**Task instructions**:
Pull out every line from the listing that has the word "learners".

**Exercise data**:
# # # # # # #

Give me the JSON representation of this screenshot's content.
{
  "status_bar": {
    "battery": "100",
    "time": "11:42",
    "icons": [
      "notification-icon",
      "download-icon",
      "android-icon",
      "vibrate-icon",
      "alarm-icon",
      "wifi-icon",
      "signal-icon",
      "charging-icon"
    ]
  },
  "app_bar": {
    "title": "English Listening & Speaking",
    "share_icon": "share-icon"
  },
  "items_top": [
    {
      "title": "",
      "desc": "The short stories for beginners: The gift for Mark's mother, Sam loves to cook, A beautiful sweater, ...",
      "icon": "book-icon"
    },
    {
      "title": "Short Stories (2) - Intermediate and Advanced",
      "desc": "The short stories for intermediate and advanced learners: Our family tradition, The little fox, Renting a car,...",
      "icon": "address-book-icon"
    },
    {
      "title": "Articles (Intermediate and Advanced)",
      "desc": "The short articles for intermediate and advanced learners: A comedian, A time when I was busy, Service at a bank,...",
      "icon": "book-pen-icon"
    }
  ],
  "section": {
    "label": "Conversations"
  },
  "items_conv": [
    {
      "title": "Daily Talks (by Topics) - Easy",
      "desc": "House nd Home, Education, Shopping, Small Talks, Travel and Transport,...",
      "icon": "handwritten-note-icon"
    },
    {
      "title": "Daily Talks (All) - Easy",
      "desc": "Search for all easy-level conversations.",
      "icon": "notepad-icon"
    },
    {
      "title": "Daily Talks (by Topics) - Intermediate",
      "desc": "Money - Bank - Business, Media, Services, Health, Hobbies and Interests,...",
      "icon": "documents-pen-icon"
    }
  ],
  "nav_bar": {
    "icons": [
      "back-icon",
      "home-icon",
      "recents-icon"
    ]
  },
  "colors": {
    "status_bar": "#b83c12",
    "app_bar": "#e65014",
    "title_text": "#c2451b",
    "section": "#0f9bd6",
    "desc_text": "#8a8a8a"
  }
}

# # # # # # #

**Result for this exercise**:
      "desc": "The short stories for intermediate and advanced learners: Our family tradition, The little fox, Renting a car,...",
      "desc": "The short articles for intermediate and advanced learners: A comedian, A time when I was busy, Service at a bank,...",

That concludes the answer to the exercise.